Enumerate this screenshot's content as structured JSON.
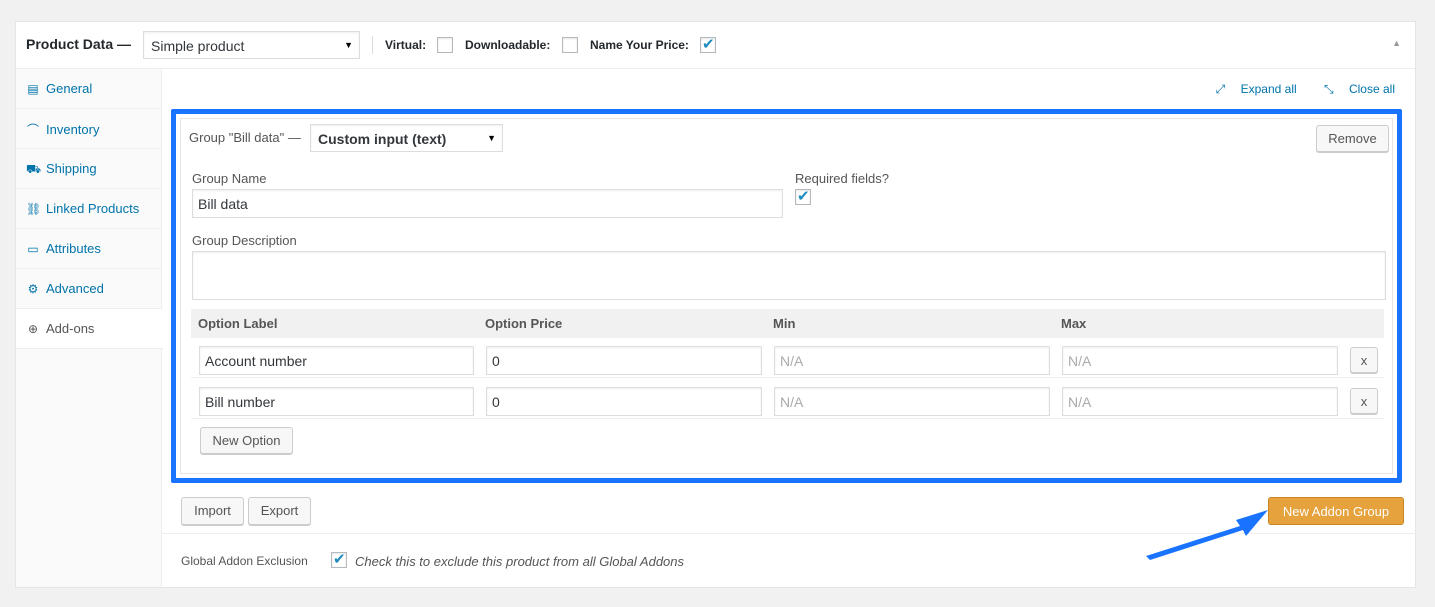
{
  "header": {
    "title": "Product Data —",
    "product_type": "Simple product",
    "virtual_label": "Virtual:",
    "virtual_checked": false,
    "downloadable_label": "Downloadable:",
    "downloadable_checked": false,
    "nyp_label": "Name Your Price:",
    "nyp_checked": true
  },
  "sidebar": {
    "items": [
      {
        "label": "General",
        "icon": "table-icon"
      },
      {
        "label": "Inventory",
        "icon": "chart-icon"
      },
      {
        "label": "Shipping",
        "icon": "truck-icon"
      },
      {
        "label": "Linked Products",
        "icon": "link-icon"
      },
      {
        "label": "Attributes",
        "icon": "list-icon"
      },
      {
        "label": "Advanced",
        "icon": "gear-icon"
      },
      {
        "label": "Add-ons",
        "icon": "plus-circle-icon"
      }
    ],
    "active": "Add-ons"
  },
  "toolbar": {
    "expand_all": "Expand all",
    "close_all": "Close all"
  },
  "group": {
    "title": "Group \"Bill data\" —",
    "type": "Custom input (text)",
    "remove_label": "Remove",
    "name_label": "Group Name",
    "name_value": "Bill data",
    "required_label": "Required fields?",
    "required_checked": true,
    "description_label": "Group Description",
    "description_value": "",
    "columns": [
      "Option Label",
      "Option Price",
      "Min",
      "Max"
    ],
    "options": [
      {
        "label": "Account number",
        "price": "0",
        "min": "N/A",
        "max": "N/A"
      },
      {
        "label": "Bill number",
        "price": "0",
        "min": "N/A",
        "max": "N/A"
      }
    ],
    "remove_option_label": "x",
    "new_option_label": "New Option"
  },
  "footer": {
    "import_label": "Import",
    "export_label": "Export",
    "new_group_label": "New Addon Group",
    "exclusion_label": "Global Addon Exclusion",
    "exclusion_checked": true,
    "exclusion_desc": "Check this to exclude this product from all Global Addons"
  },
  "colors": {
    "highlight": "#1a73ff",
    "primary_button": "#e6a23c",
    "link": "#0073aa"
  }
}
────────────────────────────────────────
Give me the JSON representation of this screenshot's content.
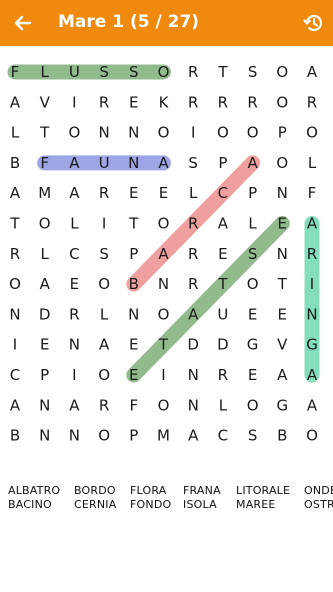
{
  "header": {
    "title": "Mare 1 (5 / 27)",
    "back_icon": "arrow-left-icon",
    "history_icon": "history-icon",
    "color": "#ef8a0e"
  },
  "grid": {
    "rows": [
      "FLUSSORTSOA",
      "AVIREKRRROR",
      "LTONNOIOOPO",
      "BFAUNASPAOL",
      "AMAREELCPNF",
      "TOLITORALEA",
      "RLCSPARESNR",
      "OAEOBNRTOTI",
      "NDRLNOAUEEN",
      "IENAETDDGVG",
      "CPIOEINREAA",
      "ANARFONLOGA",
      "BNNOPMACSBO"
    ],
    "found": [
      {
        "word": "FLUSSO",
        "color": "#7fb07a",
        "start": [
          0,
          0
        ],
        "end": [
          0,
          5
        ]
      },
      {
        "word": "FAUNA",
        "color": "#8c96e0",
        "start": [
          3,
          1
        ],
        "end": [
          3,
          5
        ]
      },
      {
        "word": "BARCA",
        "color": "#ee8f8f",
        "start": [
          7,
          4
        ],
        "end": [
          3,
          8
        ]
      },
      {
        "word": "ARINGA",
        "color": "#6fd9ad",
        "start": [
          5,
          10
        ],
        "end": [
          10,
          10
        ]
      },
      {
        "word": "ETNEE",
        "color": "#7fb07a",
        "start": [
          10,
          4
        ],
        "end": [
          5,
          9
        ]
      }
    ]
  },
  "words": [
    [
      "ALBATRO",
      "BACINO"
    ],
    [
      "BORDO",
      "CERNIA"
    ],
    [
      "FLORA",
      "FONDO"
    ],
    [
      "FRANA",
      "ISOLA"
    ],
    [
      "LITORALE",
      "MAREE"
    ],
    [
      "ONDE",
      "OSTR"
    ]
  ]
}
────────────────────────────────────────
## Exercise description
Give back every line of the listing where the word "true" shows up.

## Answer section
    "nyp_checked": true
    "required_checked": true,
    "exclusion_checked": true,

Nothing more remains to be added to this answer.